Go through the data below and return each line containing the word "title".

——

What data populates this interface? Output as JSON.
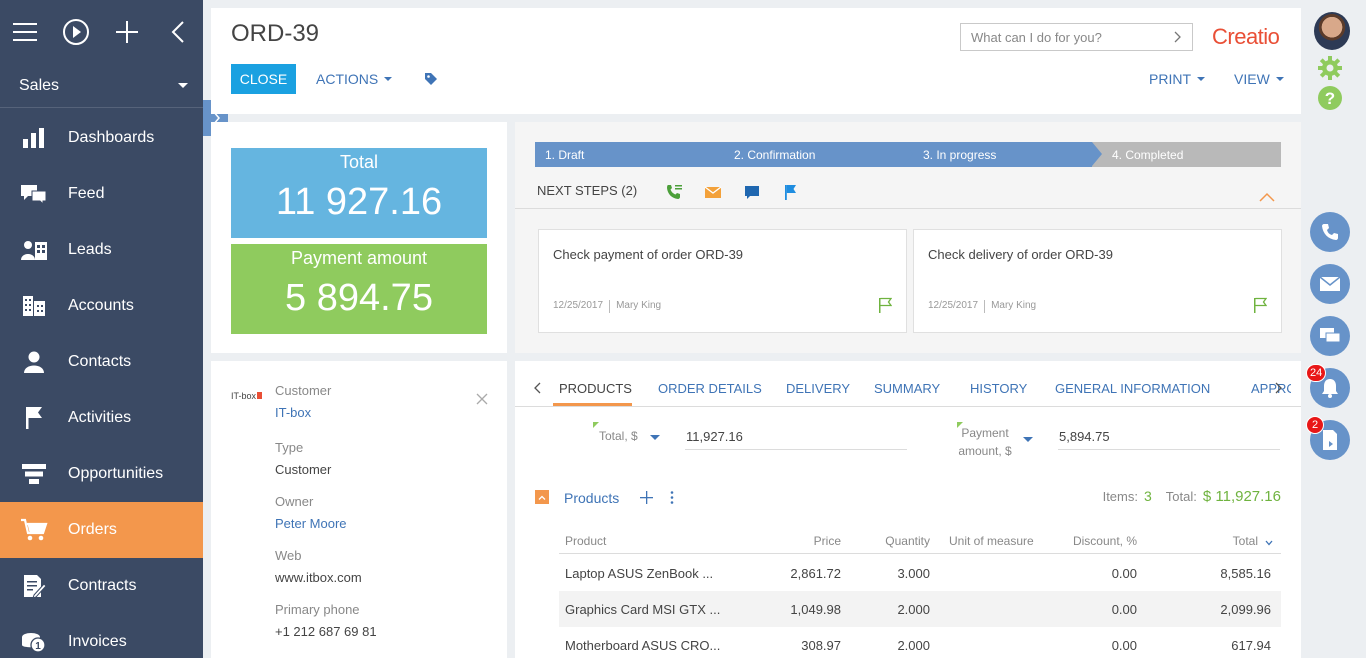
{
  "nav": {
    "workspace": "Sales",
    "items": [
      {
        "label": "Dashboards",
        "icon": "dashboards-icon"
      },
      {
        "label": "Feed",
        "icon": "feed-icon"
      },
      {
        "label": "Leads",
        "icon": "leads-icon"
      },
      {
        "label": "Accounts",
        "icon": "accounts-icon"
      },
      {
        "label": "Contacts",
        "icon": "contacts-icon"
      },
      {
        "label": "Activities",
        "icon": "activities-icon"
      },
      {
        "label": "Opportunities",
        "icon": "opportunities-icon"
      },
      {
        "label": "Orders",
        "icon": "orders-icon",
        "active": true
      },
      {
        "label": "Contracts",
        "icon": "contracts-icon"
      },
      {
        "label": "Invoices",
        "icon": "invoices-icon"
      }
    ]
  },
  "header": {
    "title": "ORD-39",
    "close_label": "CLOSE",
    "actions_label": "ACTIONS",
    "print_label": "PRINT",
    "view_label": "VIEW",
    "search_placeholder": "What can I do for you?",
    "logo": "Creatio"
  },
  "totals": {
    "total_label": "Total",
    "total_value": "11 927.16",
    "payment_label": "Payment amount",
    "payment_value": "5 894.75",
    "total_color": "#65b5e0",
    "payment_color": "#8fcb5e"
  },
  "stages": [
    "1. Draft",
    "2. Confirmation",
    "3. In progress",
    "4. Completed"
  ],
  "next_steps": {
    "label": "NEXT STEPS (2)",
    "tasks": [
      {
        "title": "Check payment of order ORD-39",
        "date": "12/25/2017",
        "owner": "Mary King"
      },
      {
        "title": "Check delivery of order ORD-39",
        "date": "12/25/2017",
        "owner": "Mary King"
      }
    ]
  },
  "account": {
    "logo_text": "IT-box",
    "fields": [
      {
        "label": "Customer",
        "value": "IT-box",
        "link": true
      },
      {
        "label": "Type",
        "value": "Customer",
        "link": false
      },
      {
        "label": "Owner",
        "value": "Peter Moore",
        "link": true
      },
      {
        "label": "Web",
        "value": "www.itbox.com",
        "link": false
      },
      {
        "label": "Primary phone",
        "value": "+1 212 687 69 81",
        "link": false
      }
    ]
  },
  "tabs": [
    "PRODUCTS",
    "ORDER DETAILS",
    "DELIVERY",
    "SUMMARY",
    "HISTORY",
    "GENERAL INFORMATION",
    "APPRO"
  ],
  "products": {
    "total_label": "Total, $",
    "total_value": "11,927.16",
    "payment_label_1": "Payment",
    "payment_label_2": "amount, $",
    "payment_value": "5,894.75",
    "section_label": "Products",
    "items_label": "Items:",
    "items_count": "3",
    "total_sum_label": "Total:",
    "total_sum_value": "$ 11,927.16",
    "columns": [
      "Product",
      "Price",
      "Quantity",
      "Unit of measure",
      "Discount, %",
      "Total"
    ],
    "rows": [
      [
        "Laptop ASUS ZenBook ...",
        "2,861.72",
        "3.000",
        "",
        "0.00",
        "8,585.16"
      ],
      [
        "Graphics Card MSI GTX ...",
        "1,049.98",
        "2.000",
        "",
        "0.00",
        "2,099.96"
      ],
      [
        "Motherboard ASUS CRO...",
        "308.97",
        "2.000",
        "",
        "0.00",
        "617.94"
      ]
    ]
  },
  "rightbar": {
    "notifications_badge": "24",
    "tasks_badge": "2"
  }
}
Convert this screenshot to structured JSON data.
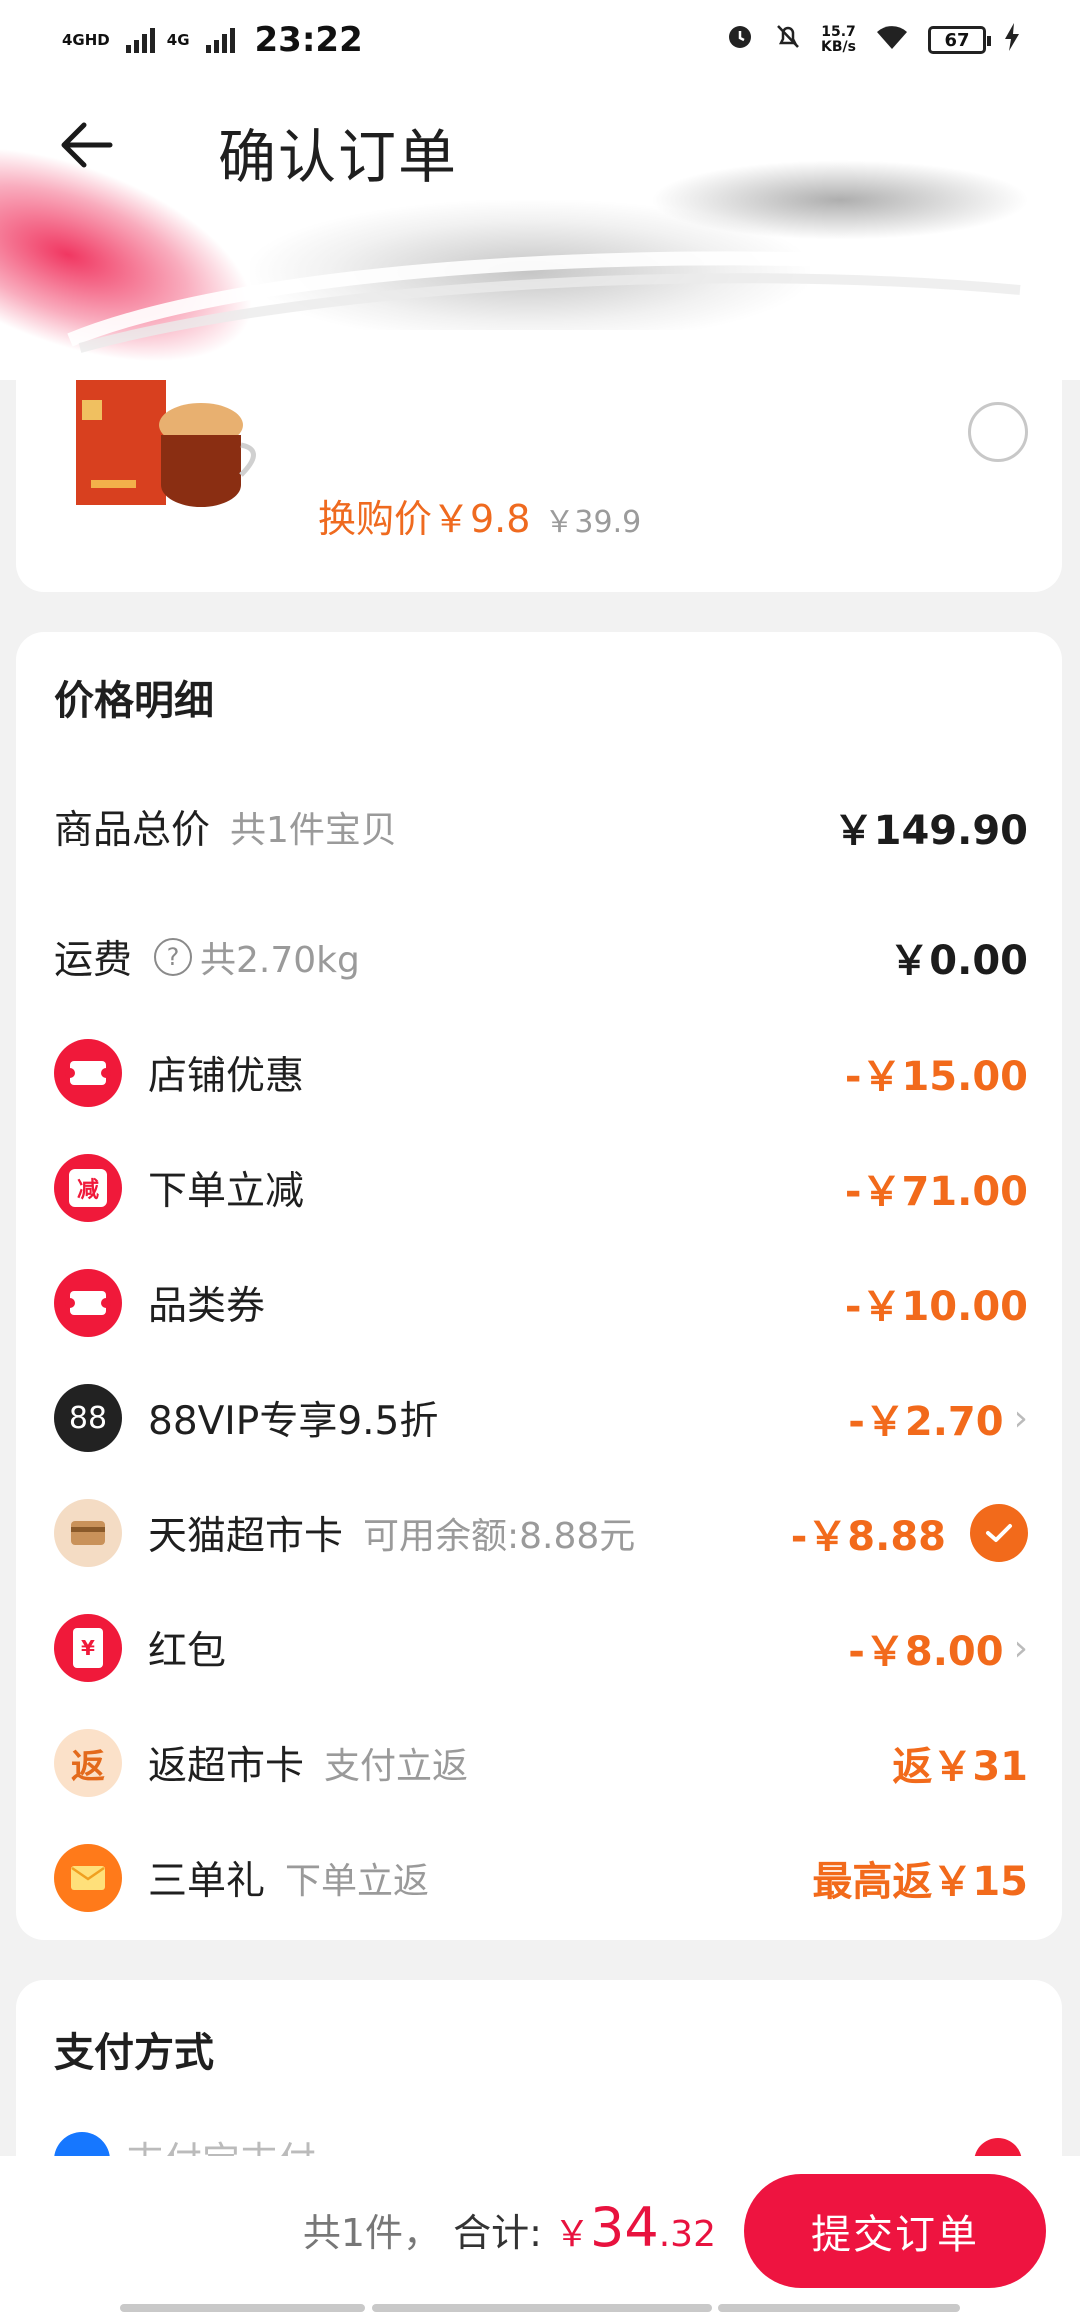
{
  "status_bar": {
    "network1": "4GHD",
    "network2": "4G",
    "time": "23:22",
    "speed_value": "15.7",
    "speed_unit": "KB/s",
    "battery": "67"
  },
  "header": {
    "title": "确认订单"
  },
  "product": {
    "exchange_price": "换购价￥9.8",
    "original_price": "￥39.9"
  },
  "price_detail": {
    "title": "价格明细",
    "items_total": {
      "label": "商品总价",
      "sub": "共1件宝贝",
      "value": "￥149.90"
    },
    "shipping": {
      "label": "运费",
      "sub": "共2.70kg",
      "value": "￥0.00"
    },
    "discounts": [
      {
        "label": "店铺优惠",
        "value": "-￥15.00",
        "icon": "ticket-icon"
      },
      {
        "label": "下单立减",
        "value": "-￥71.00",
        "icon": "reduce-icon",
        "icon_text": "减"
      },
      {
        "label": "品类券",
        "value": "-￥10.00",
        "icon": "ticket-icon"
      },
      {
        "label": "88VIP专享9.5折",
        "value": "-￥2.70",
        "icon": "vip-88-icon",
        "icon_text": "88"
      },
      {
        "label": "天猫超市卡",
        "sub": "可用余额:8.88元",
        "value": "-￥8.88",
        "icon": "card-icon"
      },
      {
        "label": "红包",
        "value": "-￥8.00",
        "icon": "red-packet-icon",
        "icon_text": "¥"
      },
      {
        "label": "返超市卡",
        "sub": "支付立返",
        "value": "返￥31",
        "icon": "rebate-icon",
        "icon_text": "返"
      },
      {
        "label": "三单礼",
        "sub": "下单立返",
        "value": "最高返￥15",
        "icon": "envelope-icon"
      }
    ]
  },
  "payment": {
    "title": "支付方式",
    "method": "支付宝支付"
  },
  "bottom_bar": {
    "count": "共1件，",
    "total_label": "合计:",
    "currency": "￥",
    "amount_int": "34",
    "amount_dec": ".32",
    "submit": "提交订单"
  },
  "colors": {
    "accent_red": "#ee1440",
    "discount_orange": "#f26a1b"
  }
}
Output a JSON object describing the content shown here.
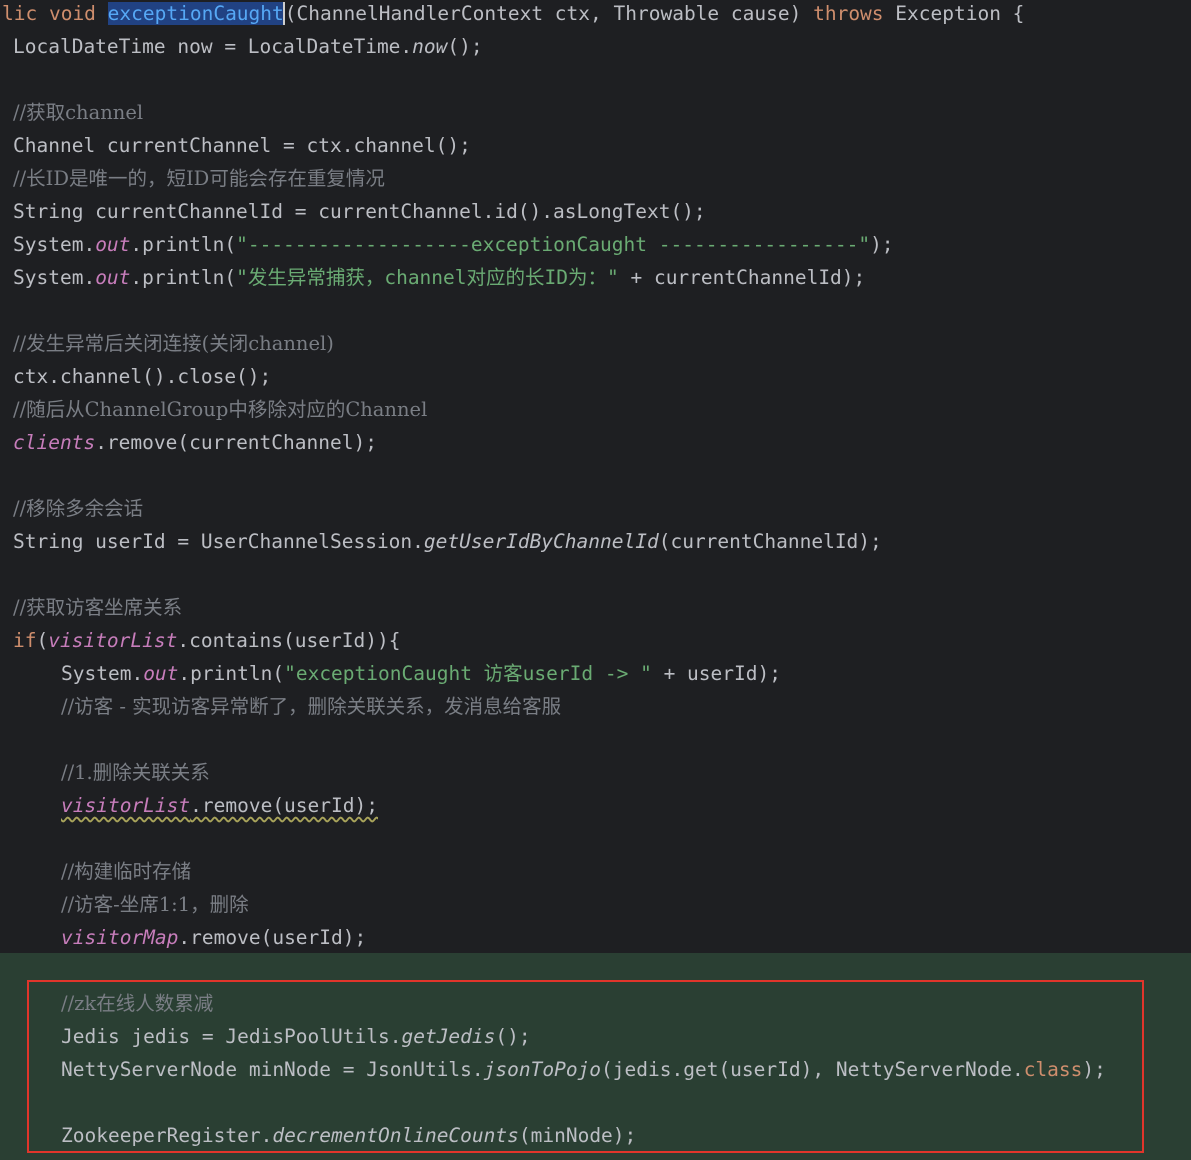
{
  "editor": {
    "highlight_color": "#2a3f33",
    "annotation_color": "#e0352b",
    "selection_color": "#214283",
    "lines": {
      "l01": {
        "kw1": "lic void ",
        "sel": "exceptionCaught",
        "rest": "(ChannelHandlerContext ctx, Throwable cause) ",
        "kw2": "throws",
        "tail": " Exception {"
      },
      "l02": {
        "a": "LocalDateTime now = LocalDateTime.",
        "b": "now",
        "c": "();"
      },
      "l04": {
        "cm": "//获取channel"
      },
      "l05": {
        "a": "Channel currentChannel = ctx.channel();"
      },
      "l06": {
        "cm": "//长ID是唯一的，短ID可能会存在重复情况"
      },
      "l07": {
        "a": "String currentChannelId = currentChannel.id().asLongText();"
      },
      "l08": {
        "a": "System.",
        "f": "out",
        "b": ".println(",
        "s": "\"-------------------exceptionCaught -----------------\"",
        "c": ");"
      },
      "l09": {
        "a": "System.",
        "f": "out",
        "b": ".println(",
        "s": "\"发生异常捕获，channel对应的长ID为：\"",
        "c": " + currentChannelId);"
      },
      "l11": {
        "cm": "//发生异常后关闭连接(关闭channel)"
      },
      "l12": {
        "a": "ctx.channel().close();"
      },
      "l13": {
        "cm": "//随后从ChannelGroup中移除对应的Channel"
      },
      "l14": {
        "f": "clients",
        "a": ".remove(currentChannel);"
      },
      "l16": {
        "cm": "//移除多余会话"
      },
      "l17": {
        "a": "String userId = UserChannelSession.",
        "b": "getUserIdByChannelId",
        "c": "(currentChannelId);"
      },
      "l19": {
        "cm": "//获取访客坐席关系"
      },
      "l20": {
        "kw": "if",
        "a": "(",
        "f": "visitorList",
        "b": ".contains(userId)){"
      },
      "l21": {
        "a": "System.",
        "f": "out",
        "b": ".println(",
        "s": "\"exceptionCaught 访客userId -> \"",
        "c": " + userId);"
      },
      "l22": {
        "cm": "//访客 - 实现访客异常断了，删除关联关系，发消息给客服"
      },
      "l24": {
        "cm": "//1.删除关联关系"
      },
      "l25": {
        "f": "visitorList",
        "a": ".remove(userId);"
      },
      "l27": {
        "cm": "//构建临时存储"
      },
      "l28": {
        "cm": "//访客-坐席1:1，删除"
      },
      "l29": {
        "f": "visitorMap",
        "a": ".remove(userId);"
      },
      "l31": {
        "cm": "//zk在线人数累减"
      },
      "l32": {
        "a": "Jedis jedis = JedisPoolUtils.",
        "b": "getJedis",
        "c": "();"
      },
      "l33": {
        "a": "NettyServerNode minNode = JsonUtils.",
        "b": "jsonToPojo",
        "c": "(jedis.get(userId), NettyServerNode.",
        "kw": "class",
        "d": ");"
      },
      "l35": {
        "a": "ZookeeperRegister.",
        "b": "decrementOnlineCounts",
        "c": "(minNode);"
      }
    }
  }
}
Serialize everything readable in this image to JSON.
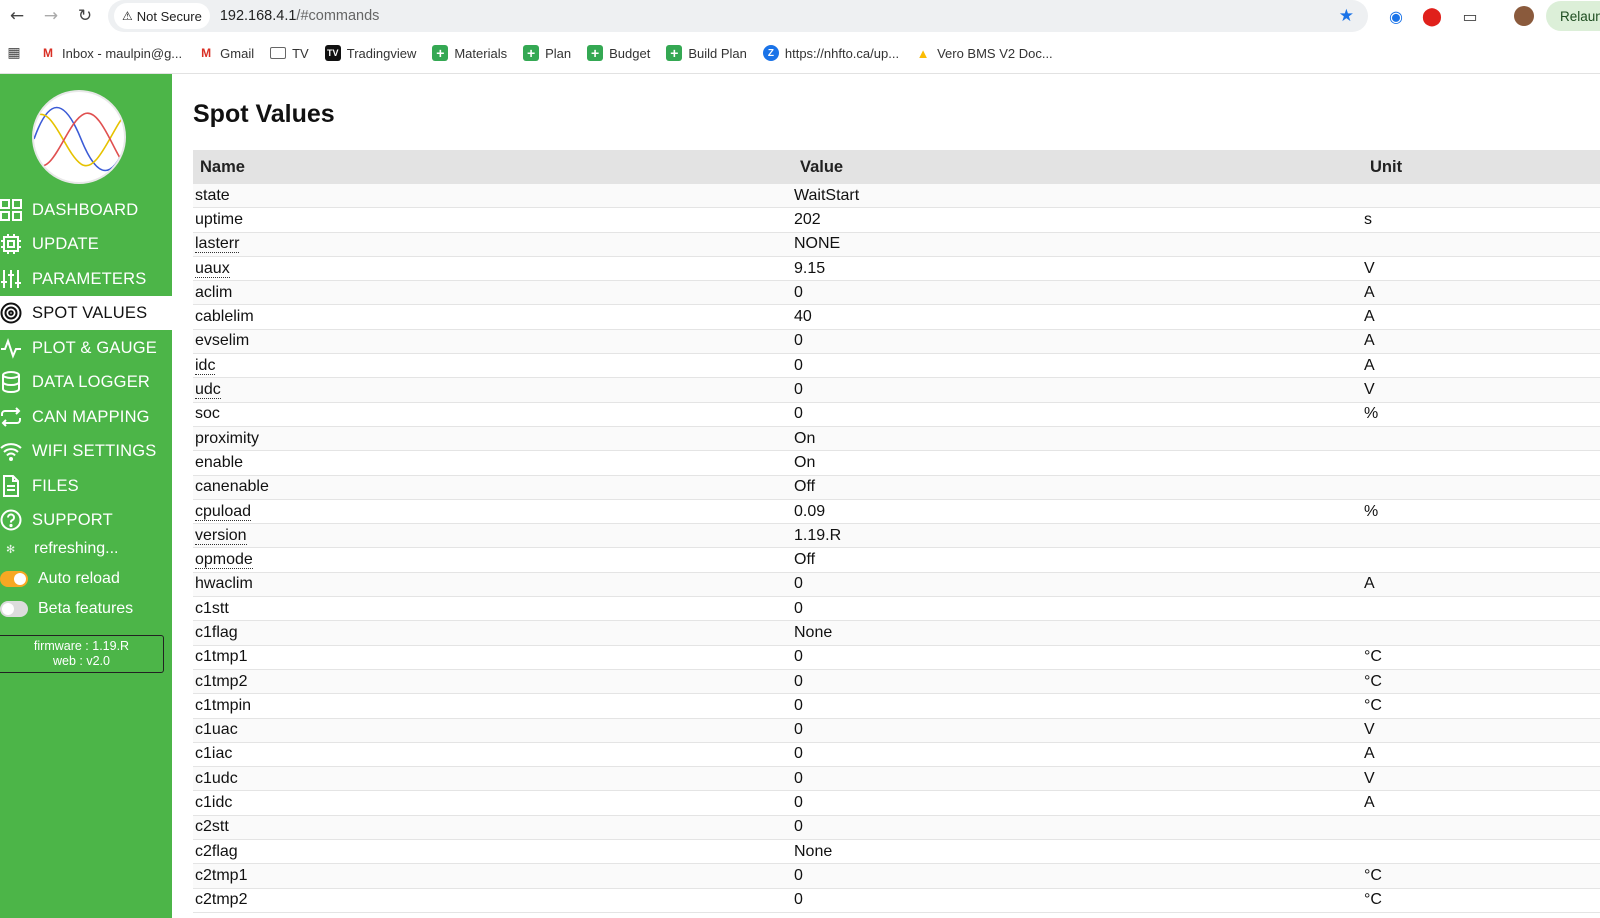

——

## Written response
    "title": "ORD-39",
        "title": "Check payment of order ORD-39",
        "title": "Check delivery of order ORD-39",
    "title": "确认订单"
    "title": "价格明细",
    "title": "支付方式",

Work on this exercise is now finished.